Variation in the Dadanitic inscriptions: the case of RḌY


  • Fokelien Kootstra


Epigraphy, Dadanitic, Orthography, Phonology, language change


In the first millennium BC Dadān was an important oasis town on the incense trading route with a flourishing writing tradition in a local script, called Dadanitic. Dadān (modern-day al-ʿUlā) was situated in the north-west of the Arabian Peninsula. The Dadanitic corpus is the only Ancient North Arabian corpus to boast a substantial number of monumental inscriptions. Despite the official character of these inscriptions, they also contain variation in language, orthography, and technical execution. This paper will focus on the variation in the spelling of the verb from the root √RḌY before enclitic pronouns. It will argue that this particular variation attests a phonological change in the Dadanitic language after it started being written.
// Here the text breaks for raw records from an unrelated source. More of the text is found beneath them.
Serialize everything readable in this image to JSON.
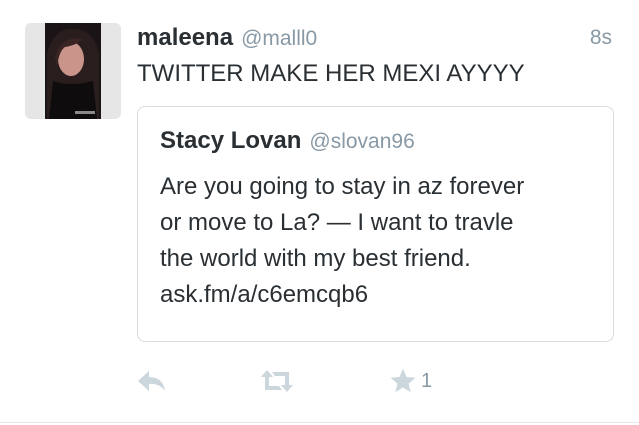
{
  "tweet": {
    "author_name": "maleena",
    "author_handle": "@malll0",
    "timestamp": "8s",
    "text": "TWITTER MAKE HER MEXI AYYYY",
    "avatar_icon": "profile-photo"
  },
  "quote": {
    "author_name": "Stacy Lovan",
    "author_handle": "@slovan96",
    "lines": [
      "Are you going to stay in az forever",
      "or move to La? — I want to travle",
      "the world with my best friend.",
      "ask.fm/a/c6emcqb6"
    ]
  },
  "actions": {
    "reply_icon": "reply-icon",
    "retweet_icon": "retweet-icon",
    "favorite_icon": "star-icon",
    "favorite_count": "1"
  },
  "colors": {
    "text": "#292f33",
    "secondary": "#8899a6",
    "border": "#d6dde3",
    "action_icon": "#ccd6dd"
  }
}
This has important implications for the orthography and our general understanding of variation in this corpus of inscriptions.



How to Cite

Kootstra, F. (2019). Variation in the Dadanitic inscriptions: the case of RḌY. Proceedings of the Seminar for Arabian Studies, 49, 187–192. Retrieved from